** AVAILABLE DATA follows **
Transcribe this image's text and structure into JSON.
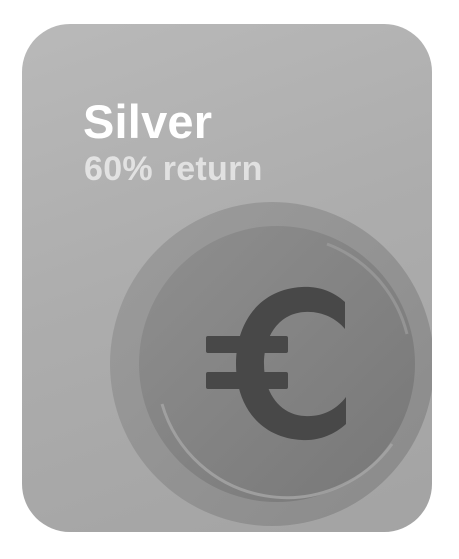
{
  "card": {
    "title": "Silver",
    "subtitle": "60% return",
    "icon": "euro-coin-icon",
    "colors": {
      "card_background": "#adadad",
      "coin": "#8a8a8a",
      "symbol": "#4a4a4a",
      "text": "#ffffff"
    }
  }
}
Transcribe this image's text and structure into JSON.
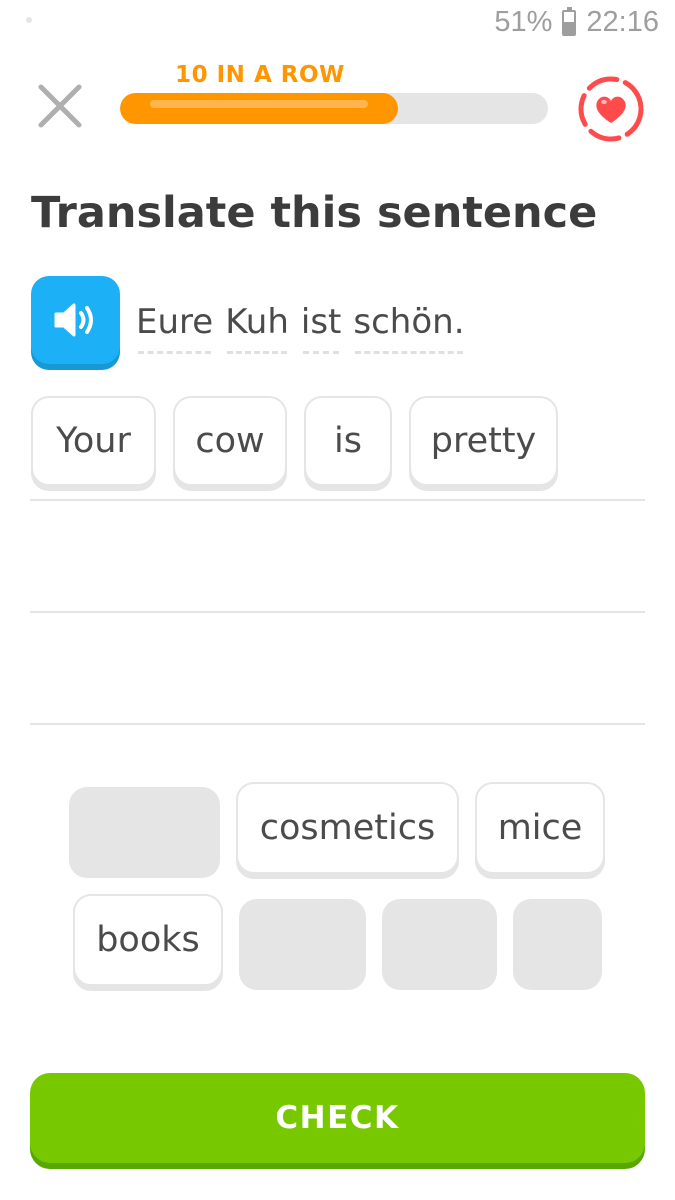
{
  "status_bar": {
    "battery": "51%",
    "battery_level": 0.51,
    "time": "22:16"
  },
  "header": {
    "close_icon": "close-icon",
    "streak_label": "10 IN A ROW",
    "progress_fraction": 0.65,
    "hearts_icon": "heart-icon"
  },
  "exercise": {
    "title": "Translate this sentence",
    "speaker_icon": "speaker-icon",
    "prompt_words": [
      "Eure",
      "Kuh",
      "ist",
      "schön."
    ]
  },
  "answer": {
    "words": [
      "Your",
      "cow",
      "is",
      "pretty"
    ]
  },
  "word_bank": {
    "available": [
      "cosmetics",
      "mice",
      "books"
    ]
  },
  "footer": {
    "check_label": "CHECK"
  },
  "colors": {
    "accent_orange": "#ff9600",
    "speaker_blue": "#1cb0f6",
    "check_green": "#78c800",
    "heart_red": "#ff4b4b"
  }
}
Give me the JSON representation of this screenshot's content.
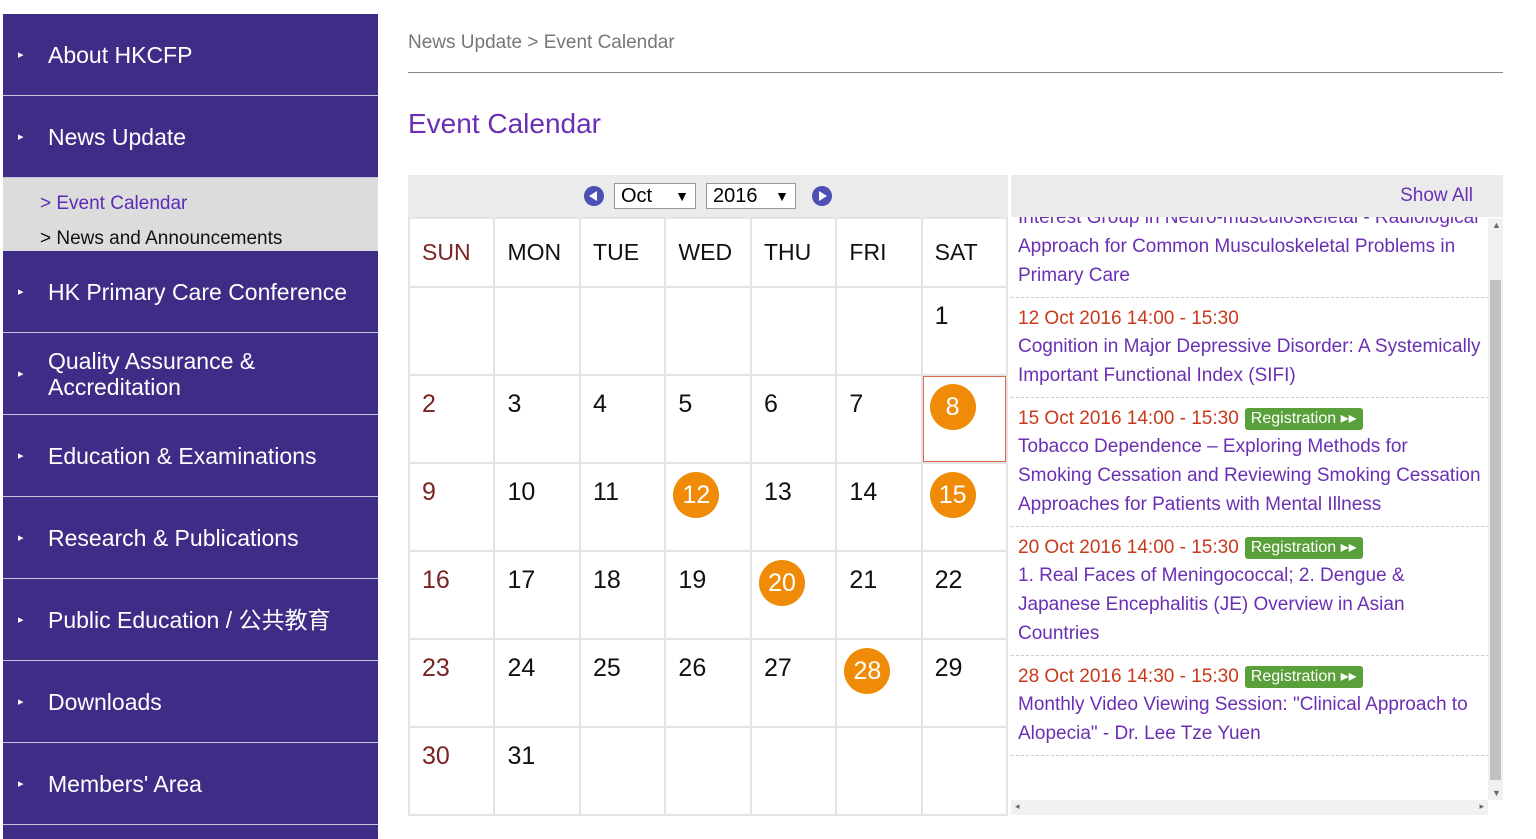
{
  "sidebar": {
    "items": [
      {
        "label": "About HKCFP"
      },
      {
        "label": "News Update"
      },
      {
        "label": "HK Primary Care Conference"
      },
      {
        "label": "Quality Assurance & Accreditation"
      },
      {
        "label": "Education & Examinations"
      },
      {
        "label": "Research & Publications"
      },
      {
        "label": "Public Education / 公共教育"
      },
      {
        "label": "Downloads"
      },
      {
        "label": "Members' Area"
      }
    ],
    "subitems": [
      {
        "label": "> Event Calendar",
        "active": true
      },
      {
        "label": "> News and Announcements",
        "active": false
      }
    ],
    "arrow": "▸"
  },
  "breadcrumb": "News Update > Event Calendar",
  "page_title": "Event Calendar",
  "calendar": {
    "month": "Oct",
    "year": "2016",
    "weekdays": [
      "SUN",
      "MON",
      "TUE",
      "WED",
      "THU",
      "FRI",
      "SAT"
    ],
    "weeks": [
      [
        "",
        "",
        "",
        "",
        "",
        "",
        "1"
      ],
      [
        "2",
        "3",
        "4",
        "5",
        "6",
        "7",
        "8"
      ],
      [
        "9",
        "10",
        "11",
        "12",
        "13",
        "14",
        "15"
      ],
      [
        "16",
        "17",
        "18",
        "19",
        "20",
        "21",
        "22"
      ],
      [
        "23",
        "24",
        "25",
        "26",
        "27",
        "28",
        "29"
      ],
      [
        "30",
        "31",
        "",
        "",
        "",
        "",
        ""
      ]
    ],
    "event_days": [
      "8",
      "12",
      "15",
      "20",
      "28"
    ],
    "today": "8",
    "colors": {
      "event": "#f08b07",
      "sunday": "#7a2323",
      "nav": "#3f2c87",
      "accent": "#6a2fb3"
    }
  },
  "events": {
    "show_all": "Show All",
    "registration_label": "Registration ▸▸",
    "items": [
      {
        "date": "",
        "title": "Interest Group in Neuro-musculoskeletal - Radiological Approach for Common Musculoskeletal Problems in Primary Care",
        "registration": false
      },
      {
        "date": "12 Oct 2016 14:00 - 15:30",
        "title": "Cognition in Major Depressive Disorder: A Systemically Important Functional Index (SIFI)",
        "registration": false
      },
      {
        "date": "15 Oct 2016 14:00 - 15:30",
        "title": "Tobacco Dependence – Exploring Methods for Smoking Cessation and Reviewing Smoking Cessation Approaches for Patients with Mental Illness",
        "registration": true
      },
      {
        "date": "20 Oct 2016 14:00 - 15:30",
        "title": "1. Real Faces of Meningococcal; 2. Dengue & Japanese Encephalitis (JE) Overview in Asian Countries",
        "registration": true
      },
      {
        "date": "28 Oct 2016 14:30 - 15:30",
        "title": "Monthly Video Viewing Session: \"Clinical Approach to Alopecia\" - Dr. Lee Tze Yuen",
        "registration": true
      }
    ]
  }
}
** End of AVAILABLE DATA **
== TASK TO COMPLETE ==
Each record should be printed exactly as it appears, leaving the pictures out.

== SOLUTION BELOW ==
Transcribe this image's text and structure into JSON.
{
  "card": {
    "title": "Silver",
    "subtitle": "60% return",
    "icon": "euro-coin-icon",
    "colors": {
      "card_background": "#adadad",
      "coin": "#8a8a8a",
      "symbol": "#4a4a4a",
      "text": "#ffffff"
    }
  }
}
Transcribe this image's text and structure into JSON.
{
  "status_bar": {
    "battery": "51%",
    "battery_level": 0.51,
    "time": "22:16"
  },
  "header": {
    "close_icon": "close-icon",
    "streak_label": "10 IN A ROW",
    "progress_fraction": 0.65,
    "hearts_icon": "heart-icon"
  },
  "exercise": {
    "title": "Translate this sentence",
    "speaker_icon": "speaker-icon",
    "prompt_words": [
      "Eure",
      "Kuh",
      "ist",
      "schön."
    ]
  },
  "answer": {
    "words": [
      "Your",
      "cow",
      "is",
      "pretty"
    ]
  },
  "word_bank": {
    "available": [
      "cosmetics",
      "mice",
      "books"
    ]
  },
  "footer": {
    "check_label": "CHECK"
  },
  "colors": {
    "accent_orange": "#ff9600",
    "speaker_blue": "#1cb0f6",
    "check_green": "#78c800",
    "heart_red": "#ff4b4b"
  }
}
Give me the JSON representation of this screenshot's content.
{
  "sidebar": {
    "items": [
      {
        "label": "About HKCFP"
      },
      {
        "label": "News Update"
      },
      {
        "label": "HK Primary Care Conference"
      },
      {
        "label": "Quality Assurance & Accreditation"
      },
      {
        "label": "Education & Examinations"
      },
      {
        "label": "Research & Publications"
      },
      {
        "label": "Public Education / 公共教育"
      },
      {
        "label": "Downloads"
      },
      {
        "label": "Members' Area"
      }
    ],
    "subitems": [
      {
        "label": "> Event Calendar",
        "active": true
      },
      {
        "label": "> News and Announcements",
        "active": false
      }
    ],
    "arrow": "▸"
  },
  "breadcrumb": "News Update > Event Calendar",
  "page_title": "Event Calendar",
  "calendar": {
    "month": "Oct",
    "year": "2016",
    "weekdays": [
      "SUN",
      "MON",
      "TUE",
      "WED",
      "THU",
      "FRI",
      "SAT"
    ],
    "weeks": [
      [
        "",
        "",
        "",
        "",
        "",
        "",
        "1"
      ],
      [
        "2",
        "3",
        "4",
        "5",
        "6",
        "7",
        "8"
      ],
      [
        "9",
        "10",
        "11",
        "12",
        "13",
        "14",
        "15"
      ],
      [
        "16",
        "17",
        "18",
        "19",
        "20",
        "21",
        "22"
      ],
      [
        "23",
        "24",
        "25",
        "26",
        "27",
        "28",
        "29"
      ],
      [
        "30",
        "31",
        "",
        "",
        "",
        "",
        ""
      ]
    ],
    "event_days": [
      "8",
      "12",
      "15",
      "20",
      "28"
    ],
    "today": "8",
    "colors": {
      "event": "#f08b07",
      "sunday": "#7a2323",
      "nav": "#3f2c87",
      "accent": "#6a2fb3"
    }
  },
  "events": {
    "show_all": "Show All",
    "registration_label": "Registration ▸▸",
    "items": [
      {
        "date": "",
        "title": "Interest Group in Neuro-musculoskeletal - Radiological Approach for Common Musculoskeletal Problems in Primary Care",
        "registration": false
      },
      {
        "date": "12 Oct 2016 14:00 - 15:30",
        "title": "Cognition in Major Depressive Disorder: A Systemically Important Functional Index (SIFI)",
        "registration": false
      },
      {
        "date": "15 Oct 2016 14:00 - 15:30",
        "title": "Tobacco Dependence – Exploring Methods for Smoking Cessation and Reviewing Smoking Cessation Approaches for Patients with Mental Illness",
        "registration": true
      },
      {
        "date": "20 Oct 2016 14:00 - 15:30",
        "title": "1. Real Faces of Meningococcal; 2. Dengue & Japanese Encephalitis (JE) Overview in Asian Countries",
        "registration": true
      },
      {
        "date": "28 Oct 2016 14:30 - 15:30",
        "title": "Monthly Video Viewing Session: \"Clinical Approach to Alopecia\" - Dr. Lee Tze Yuen",
        "registration": true
      }
    ]
  }
}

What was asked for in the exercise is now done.